The View from the Core, and all original material, © E. L. Core 2002. All rights reserved.

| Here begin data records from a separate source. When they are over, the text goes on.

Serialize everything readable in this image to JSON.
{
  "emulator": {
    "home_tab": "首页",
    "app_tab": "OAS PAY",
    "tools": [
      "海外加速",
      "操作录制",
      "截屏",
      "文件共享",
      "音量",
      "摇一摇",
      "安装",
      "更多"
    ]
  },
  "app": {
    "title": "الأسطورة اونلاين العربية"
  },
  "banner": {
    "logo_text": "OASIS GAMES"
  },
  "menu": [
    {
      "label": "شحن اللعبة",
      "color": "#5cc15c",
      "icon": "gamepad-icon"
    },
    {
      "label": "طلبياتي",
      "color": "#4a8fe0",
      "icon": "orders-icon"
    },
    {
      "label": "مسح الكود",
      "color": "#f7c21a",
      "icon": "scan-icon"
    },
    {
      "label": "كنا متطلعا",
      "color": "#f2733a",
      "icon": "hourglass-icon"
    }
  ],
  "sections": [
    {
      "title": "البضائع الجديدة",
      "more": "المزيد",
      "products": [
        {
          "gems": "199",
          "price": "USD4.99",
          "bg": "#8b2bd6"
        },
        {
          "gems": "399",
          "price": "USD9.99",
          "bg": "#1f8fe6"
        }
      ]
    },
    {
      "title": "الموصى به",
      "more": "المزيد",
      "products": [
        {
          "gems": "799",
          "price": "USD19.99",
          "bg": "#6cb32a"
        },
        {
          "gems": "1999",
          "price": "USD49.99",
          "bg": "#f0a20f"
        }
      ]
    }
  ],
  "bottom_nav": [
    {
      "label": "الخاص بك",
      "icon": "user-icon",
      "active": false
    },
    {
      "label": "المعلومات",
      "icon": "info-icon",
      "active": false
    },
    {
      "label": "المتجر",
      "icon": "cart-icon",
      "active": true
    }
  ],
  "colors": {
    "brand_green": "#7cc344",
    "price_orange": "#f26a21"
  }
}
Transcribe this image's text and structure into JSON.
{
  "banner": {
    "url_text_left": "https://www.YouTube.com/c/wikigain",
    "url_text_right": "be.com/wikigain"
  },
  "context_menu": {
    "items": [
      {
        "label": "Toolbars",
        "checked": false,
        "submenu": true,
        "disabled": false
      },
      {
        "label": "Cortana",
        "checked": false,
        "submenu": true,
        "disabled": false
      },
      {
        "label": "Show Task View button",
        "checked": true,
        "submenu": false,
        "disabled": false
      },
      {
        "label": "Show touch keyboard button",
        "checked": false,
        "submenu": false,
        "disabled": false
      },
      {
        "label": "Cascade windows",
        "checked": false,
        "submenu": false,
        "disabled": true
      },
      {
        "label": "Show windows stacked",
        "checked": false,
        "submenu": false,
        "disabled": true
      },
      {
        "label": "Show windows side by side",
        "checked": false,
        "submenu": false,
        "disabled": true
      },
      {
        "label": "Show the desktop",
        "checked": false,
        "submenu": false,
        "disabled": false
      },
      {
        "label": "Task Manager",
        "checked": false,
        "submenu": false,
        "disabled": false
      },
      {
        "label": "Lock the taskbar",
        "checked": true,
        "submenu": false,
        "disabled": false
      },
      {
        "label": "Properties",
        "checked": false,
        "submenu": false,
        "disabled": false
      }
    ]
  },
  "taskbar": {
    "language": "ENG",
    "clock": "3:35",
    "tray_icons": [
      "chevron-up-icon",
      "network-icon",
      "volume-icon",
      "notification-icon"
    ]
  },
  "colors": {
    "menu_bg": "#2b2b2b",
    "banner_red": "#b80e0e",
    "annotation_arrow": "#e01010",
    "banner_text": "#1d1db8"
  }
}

Cor ad cor loquitur J. H. Newman — “Heart speaks to heart”